Task item
Using the listing below, report each line holding the string "this".

Recorded data
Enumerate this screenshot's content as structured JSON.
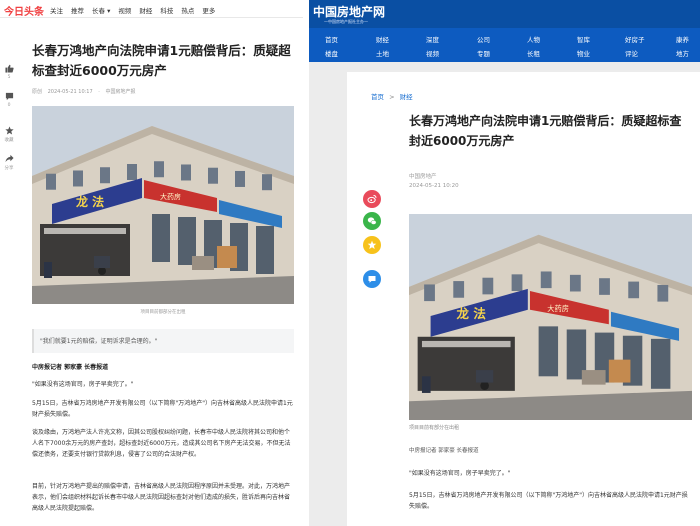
{
  "left": {
    "logo": "今日头条",
    "nav": [
      "关注",
      "推荐",
      "长春 ▾",
      "视频",
      "财经",
      "科技",
      "热点",
      "更多"
    ],
    "rail": {
      "like_count": "5",
      "comment_count": "0",
      "favorite_label": "收藏",
      "share_label": "分享"
    },
    "article": {
      "title": "长春万鸿地产向法院申请1元赔偿背后：质疑超标查封近6000万元房产",
      "meta": [
        "原创",
        "2024-05-21 10:17",
        "·",
        "中国房地产报"
      ],
      "caption": "项目目前都部分在出租",
      "quote": "\"我们就要1元的赔偿，证明诉求是合理的。\"",
      "byline": "中房报记者  郭家豪  长春报道",
      "paragraphs": [
        "\"如果没有这场官司，房子早卖完了。\"",
        "5月15日，吉林省万鸿房地产开发有限公司（以下简称\"万鸿地产\"）向吉林省高级人民法院申请1元财产损失赔偿。",
        "谈及缘由，万鸿地产法人许兆文称，因其公司股权纠纷问题，长春市中级人民法院将其公司和他个人名下7000余万元的房产查封，超标查封近6000万元，造成其公司名下房产无法交易，不但无法偿还债务，还要支付银行贷款利息，侵害了公司的合法财产权。",
        "目前，针对万鸿地产提出的赔偿申请，吉林省高级人民法院因程序原因并未受理。对此，万鸿地产表示，他们会组织材料起诉长春市中级人民法院因超标查封对他们造成的损失，胜诉后再向吉林省高级人民法院提起赔偿。"
      ]
    }
  },
  "right": {
    "logo": "中国房地产网",
    "slogan": "—中国房地产报社主办—",
    "nav_row1": [
      "首页",
      "财经",
      "深度",
      "公司",
      "人物",
      "智库",
      "好房子",
      "康养"
    ],
    "nav_row2": [
      "楼盘",
      "土地",
      "视频",
      "专题",
      "长租",
      "物业",
      "评论",
      "地方"
    ],
    "breadcrumb": [
      "首页",
      ">",
      "财经"
    ],
    "article": {
      "title": "长春万鸿地产向法院申请1元赔偿背后：质疑超标查封近6000万元房产",
      "source": "中国房地产",
      "time": "2024-05-21 10:20",
      "caption": "项目目前有部分在出租",
      "byline": "中房报记者 郭家豪 长春报道",
      "quote": "\"如果没有这场官司，房子早卖完了。\"",
      "p1": "5月15日，吉林省万鸿房地产开发有限公司（以下简称\"万鸿地产\"）向吉林省高级人民法院申请1元财产损失赔偿。"
    }
  },
  "photo": {
    "sign_left": "龙 法",
    "sign_right": "大药房"
  },
  "colors": {
    "toutiao_red": "#f04142",
    "fdc_blue": "#0a4fa3",
    "fdc_nav": "#0d5bc0",
    "share_weibo": "#e94b5b",
    "share_wechat": "#3ab54a",
    "share_qzone": "#f7c21b",
    "share_qq": "#2d8ee8"
  },
  "icons": [
    "thumb-up-icon",
    "comment-icon",
    "star-icon",
    "share-icon",
    "weibo-icon",
    "wechat-icon",
    "qzone-icon",
    "qq-icon"
  ]
}
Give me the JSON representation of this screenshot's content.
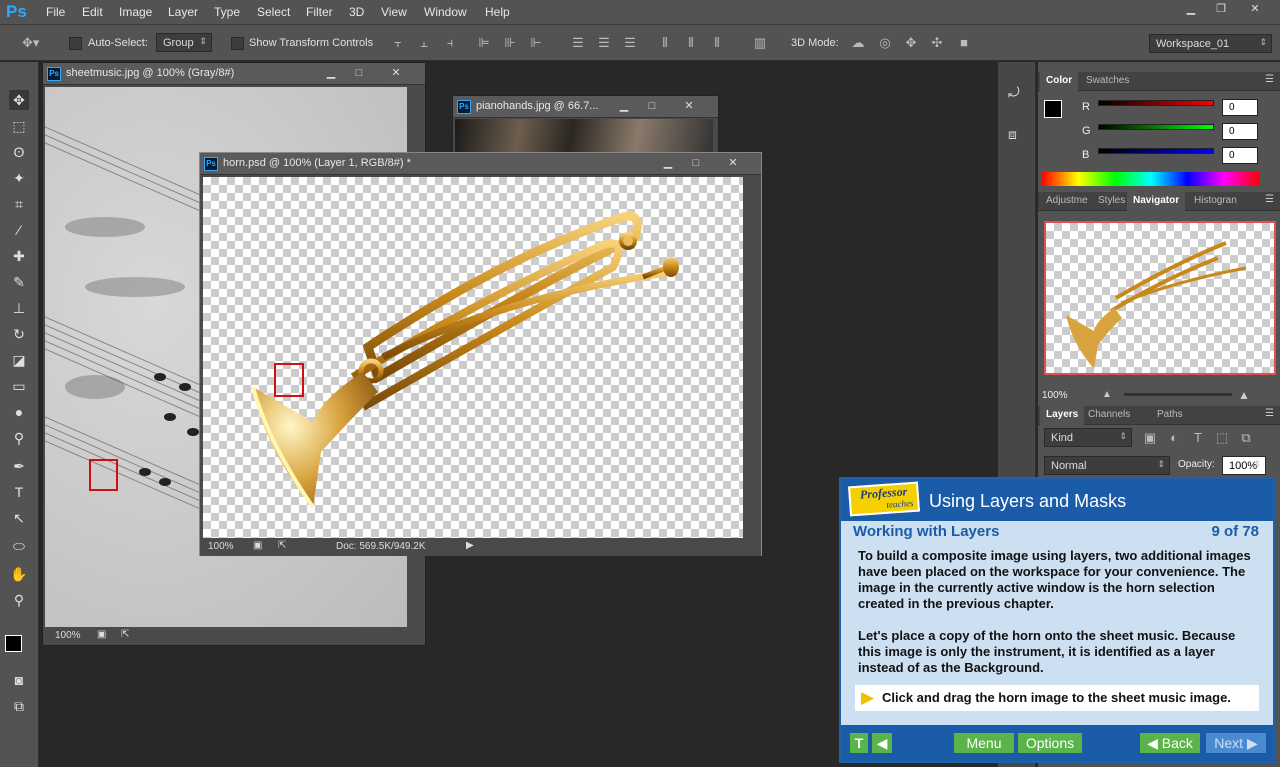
{
  "app": {
    "logo": "Ps"
  },
  "menu": [
    "File",
    "Edit",
    "Image",
    "Layer",
    "Type",
    "Select",
    "Filter",
    "3D",
    "View",
    "Window",
    "Help"
  ],
  "options": {
    "auto_select_label": "Auto-Select:",
    "auto_select_value": "Group",
    "show_transform_label": "Show Transform Controls",
    "mode_3d_label": "3D Mode:",
    "workspace": "Workspace_01"
  },
  "docs": {
    "sheet": {
      "title": "sheetmusic.jpg @ 100% (Gray/8#)",
      "zoom": "100%"
    },
    "piano": {
      "title": "pianohands.jpg @ 66.7..."
    },
    "horn": {
      "title": "horn.psd @ 100% (Layer 1, RGB/8#) *",
      "zoom": "100%",
      "doc": "Doc: 569.5K/949.2K"
    }
  },
  "color_panel": {
    "tabs": [
      "Color",
      "Swatches"
    ],
    "r_label": "R",
    "g_label": "G",
    "b_label": "B",
    "r": "0",
    "g": "0",
    "b": "0"
  },
  "nav_panel": {
    "tabs": [
      "Adjustme",
      "Styles",
      "Navigator",
      "Histogran"
    ],
    "zoom": "100%"
  },
  "layers_panel": {
    "tabs": [
      "Layers",
      "Channels",
      "Paths"
    ],
    "kind": "Kind",
    "blend": "Normal",
    "opacity_label": "Opacity:",
    "opacity": "100%"
  },
  "tutorial": {
    "logo_top": "Professor",
    "logo_bottom": "teaches",
    "title": "Using Layers and Masks",
    "section": "Working with Layers",
    "page": "9 of 78",
    "p1": "To build a composite image using layers, two additional images have been placed on the workspace for your convenience. The image in the currently active window is the horn selection created in the previous chapter.",
    "p2": "Let's place a copy of the horn onto the sheet music. Because this image is only the instrument, it is identified as a layer instead of as the Background.",
    "instruction": "Click and drag the horn image to the sheet music image.",
    "btn_t": "T",
    "btn_menu": "Menu",
    "btn_options": "Options",
    "btn_back": "◀ Back",
    "btn_next": "Next ▶"
  }
}
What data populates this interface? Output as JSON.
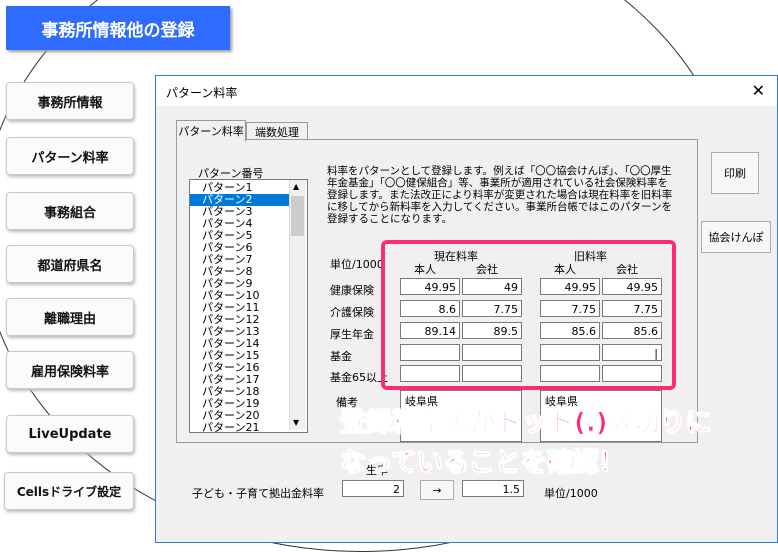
{
  "header": {
    "title": "事務所情報他の登録"
  },
  "menu": [
    "事務所情報",
    "パターン料率",
    "事務組合",
    "都道府県名",
    "離職理由",
    "雇用保険料率",
    "LiveUpdate",
    "Cellsドライブ設定"
  ],
  "dialog": {
    "title": "パターン料率",
    "close_glyph": "✕",
    "tabs": [
      "パターン料率",
      "端数処理"
    ],
    "list_label": "パターン番号",
    "patterns": [
      "パターン1",
      "パターン2",
      "パターン3",
      "パターン4",
      "パターン5",
      "パターン6",
      "パターン7",
      "パターン8",
      "パターン9",
      "パターン10",
      "パターン11",
      "パターン12",
      "パターン13",
      "パターン14",
      "パターン15",
      "パターン16",
      "パターン17",
      "パターン18",
      "パターン19",
      "パターン20",
      "パターン21"
    ],
    "selected_index": 1,
    "description": "料率をパターンとして登録します。例えば「〇〇協会けんぽ」、「〇〇厚生年金基金」「〇〇健保組合」等、事業所が適用されている社会保険料率を登録します。また法改正により料率が変更された場合は現在料率を旧料率に移してから新料率を入力してください。事業所台帳ではこのパターンを登録することになります。",
    "print_button": "印刷",
    "kyokai_button": "協会けんぽ",
    "unit_label": "単位/1000",
    "current_rate_header": "現在料率",
    "old_rate_header": "旧料率",
    "sub_headers": [
      "本人",
      "会社",
      "本人",
      "会社"
    ],
    "rows": [
      {
        "label": "健康保険",
        "values": [
          "49.95",
          "49",
          "49.95",
          "49.95"
        ]
      },
      {
        "label": "介護保険",
        "values": [
          "8.6",
          "7.75",
          "7.75",
          "7.75"
        ]
      },
      {
        "label": "厚生年金",
        "values": [
          "89.14",
          "89.5",
          "85.6",
          "85.6"
        ]
      },
      {
        "label": "基金",
        "values": [
          "",
          "",
          "",
          "|"
        ]
      },
      {
        "label": "基金65以上",
        "values": [
          "",
          "",
          "",
          ""
        ]
      }
    ],
    "remarks_label": "備考",
    "remarks_current": "岐阜県",
    "remarks_old": "岐阜県",
    "child_label": "子ども・子育て拠出金料率",
    "child_current": "2",
    "arrow_glyph": "→",
    "child_old": "1.5",
    "child_unit": "単位/1000",
    "partial_label": "生率"
  },
  "annotation": {
    "line1": "登録料率内がドット(.)区切りに",
    "line2": "なっていることを確認！"
  },
  "colors": {
    "header_bg": "#2f6bff",
    "highlight": "#ff2d6e",
    "selection": "#0078d7"
  }
}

Completed exercise
Enumerate this screenshot's content as structured JSON.
Give me the JSON representation of this screenshot's content.
    "p2": "Let's place a copy of the horn onto the sheet music. Because this image is only the instrument, it is identified as a layer instead of as the Background.",
What data populates this interface? Output as JSON.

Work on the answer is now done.